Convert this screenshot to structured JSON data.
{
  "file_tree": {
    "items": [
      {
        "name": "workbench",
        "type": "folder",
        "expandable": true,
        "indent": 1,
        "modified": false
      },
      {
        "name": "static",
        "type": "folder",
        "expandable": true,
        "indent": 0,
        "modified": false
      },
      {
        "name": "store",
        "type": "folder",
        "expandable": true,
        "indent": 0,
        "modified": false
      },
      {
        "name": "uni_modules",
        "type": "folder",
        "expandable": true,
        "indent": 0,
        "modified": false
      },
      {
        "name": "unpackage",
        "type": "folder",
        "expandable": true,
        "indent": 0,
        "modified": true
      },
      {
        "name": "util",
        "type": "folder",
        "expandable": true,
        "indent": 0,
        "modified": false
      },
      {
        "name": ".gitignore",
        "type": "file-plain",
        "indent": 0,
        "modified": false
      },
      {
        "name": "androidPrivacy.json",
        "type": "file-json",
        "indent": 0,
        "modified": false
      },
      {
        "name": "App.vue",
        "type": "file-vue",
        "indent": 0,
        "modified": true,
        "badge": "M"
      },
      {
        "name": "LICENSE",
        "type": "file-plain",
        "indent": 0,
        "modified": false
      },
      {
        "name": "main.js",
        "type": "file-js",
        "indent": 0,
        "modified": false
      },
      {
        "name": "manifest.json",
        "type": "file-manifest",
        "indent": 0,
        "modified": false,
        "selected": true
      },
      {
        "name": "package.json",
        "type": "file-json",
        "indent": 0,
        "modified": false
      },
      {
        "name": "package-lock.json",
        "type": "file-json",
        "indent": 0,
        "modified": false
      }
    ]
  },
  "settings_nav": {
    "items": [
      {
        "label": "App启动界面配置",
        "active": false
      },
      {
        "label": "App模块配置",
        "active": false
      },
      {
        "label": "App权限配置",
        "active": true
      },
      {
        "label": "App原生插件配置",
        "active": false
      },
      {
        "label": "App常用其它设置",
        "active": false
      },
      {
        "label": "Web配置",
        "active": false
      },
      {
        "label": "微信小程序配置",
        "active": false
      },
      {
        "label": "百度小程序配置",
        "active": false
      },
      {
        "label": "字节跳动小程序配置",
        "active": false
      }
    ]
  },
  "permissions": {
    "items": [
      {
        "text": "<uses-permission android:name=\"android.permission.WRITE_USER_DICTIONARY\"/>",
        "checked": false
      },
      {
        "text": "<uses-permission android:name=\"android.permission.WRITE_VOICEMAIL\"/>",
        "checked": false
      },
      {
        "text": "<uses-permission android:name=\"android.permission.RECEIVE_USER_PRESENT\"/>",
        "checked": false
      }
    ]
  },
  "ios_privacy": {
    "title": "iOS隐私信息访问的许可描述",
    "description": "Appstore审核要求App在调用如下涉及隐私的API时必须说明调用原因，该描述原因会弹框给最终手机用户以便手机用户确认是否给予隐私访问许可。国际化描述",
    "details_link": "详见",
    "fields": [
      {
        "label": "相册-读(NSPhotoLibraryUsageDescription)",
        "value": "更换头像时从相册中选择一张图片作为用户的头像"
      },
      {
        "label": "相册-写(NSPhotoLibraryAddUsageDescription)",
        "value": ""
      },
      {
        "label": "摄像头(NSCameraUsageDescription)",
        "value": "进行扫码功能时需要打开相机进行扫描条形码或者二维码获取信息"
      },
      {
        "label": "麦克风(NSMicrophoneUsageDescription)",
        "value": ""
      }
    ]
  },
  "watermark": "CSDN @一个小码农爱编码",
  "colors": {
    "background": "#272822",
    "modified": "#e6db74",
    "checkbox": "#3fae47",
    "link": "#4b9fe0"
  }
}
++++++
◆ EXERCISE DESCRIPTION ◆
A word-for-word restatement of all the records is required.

◆ REPLY ◆
Convert this screenshot to structured JSON data.
{
  "file_tree": {
    "items": [
      {
        "name": "workbench",
        "type": "folder",
        "expandable": true,
        "indent": 1,
        "modified": false
      },
      {
        "name": "static",
        "type": "folder",
        "expandable": true,
        "indent": 0,
        "modified": false
      },
      {
        "name": "store",
        "type": "folder",
        "expandable": true,
        "indent": 0,
        "modified": false
      },
      {
        "name": "uni_modules",
        "type": "folder",
        "expandable": true,
        "indent": 0,
        "modified": false
      },
      {
        "name": "unpackage",
        "type": "folder",
        "expandable": true,
        "indent": 0,
        "modified": true
      },
      {
        "name": "util",
        "type": "folder",
        "expandable": true,
        "indent": 0,
        "modified": false
      },
      {
        "name": ".gitignore",
        "type": "file-plain",
        "indent": 0,
        "modified": false
      },
      {
        "name": "androidPrivacy.json",
        "type": "file-json",
        "indent": 0,
        "modified": false
      },
      {
        "name": "App.vue",
        "type": "file-vue",
        "indent": 0,
        "modified": true,
        "badge": "M"
      },
      {
        "name": "LICENSE",
        "type": "file-plain",
        "indent": 0,
        "modified": false
      },
      {
        "name": "main.js",
        "type": "file-js",
        "indent": 0,
        "modified": false
      },
      {
        "name": "manifest.json",
        "type": "file-manifest",
        "indent": 0,
        "modified": false,
        "selected": true
      },
      {
        "name": "package.json",
        "type": "file-json",
        "indent": 0,
        "modified": false
      },
      {
        "name": "package-lock.json",
        "type": "file-json",
        "indent": 0,
        "modified": false
      }
    ]
  },
  "settings_nav": {
    "items": [
      {
        "label": "App启动界面配置",
        "active": false
      },
      {
        "label": "App模块配置",
        "active": false
      },
      {
        "label": "App权限配置",
        "active": true
      },
      {
        "label": "App原生插件配置",
        "active": false
      },
      {
        "label": "App常用其它设置",
        "active": false
      },
      {
        "label": "Web配置",
        "active": false
      },
      {
        "label": "微信小程序配置",
        "active": false
      },
      {
        "label": "百度小程序配置",
        "active": false
      },
      {
        "label": "字节跳动小程序配置",
        "active": false
      }
    ]
  },
  "permissions": {
    "items": [
      {
        "text": "<uses-permission android:name=\"android.permission.WRITE_USER_DICTIONARY\"/>",
        "checked": false
      },
      {
        "text": "<uses-permission android:name=\"android.permission.WRITE_VOICEMAIL\"/>",
        "checked": false
      },
      {
        "text": "<uses-permission android:name=\"android.permission.RECEIVE_USER_PRESENT\"/>",
        "checked": false
      }
    ]
  },
  "ios_privacy": {
    "title": "iOS隐私信息访问的许可描述",
    "description": "Appstore审核要求App在调用如下涉及隐私的API时必须说明调用原因，该描述原因会弹框给最终手机用户以便手机用户确认是否给予隐私访问许可。国际化描述",
    "details_link": "详见",
    "fields": [
      {
        "label": "相册-读(NSPhotoLibraryUsageDescription)",
        "value": "更换头像时从相册中选择一张图片作为用户的头像"
      },
      {
        "label": "相册-写(NSPhotoLibraryAddUsageDescription)",
        "value": ""
      },
      {
        "label": "摄像头(NSCameraUsageDescription)",
        "value": "进行扫码功能时需要打开相机进行扫描条形码或者二维码获取信息"
      },
      {
        "label": "麦克风(NSMicrophoneUsageDescription)",
        "value": ""
      }
    ]
  },
  "watermark": "CSDN @一个小码农爱编码",
  "colors": {
    "background": "#272822",
    "modified": "#e6db74",
    "checkbox": "#3fae47",
    "link": "#4b9fe0"
  }
}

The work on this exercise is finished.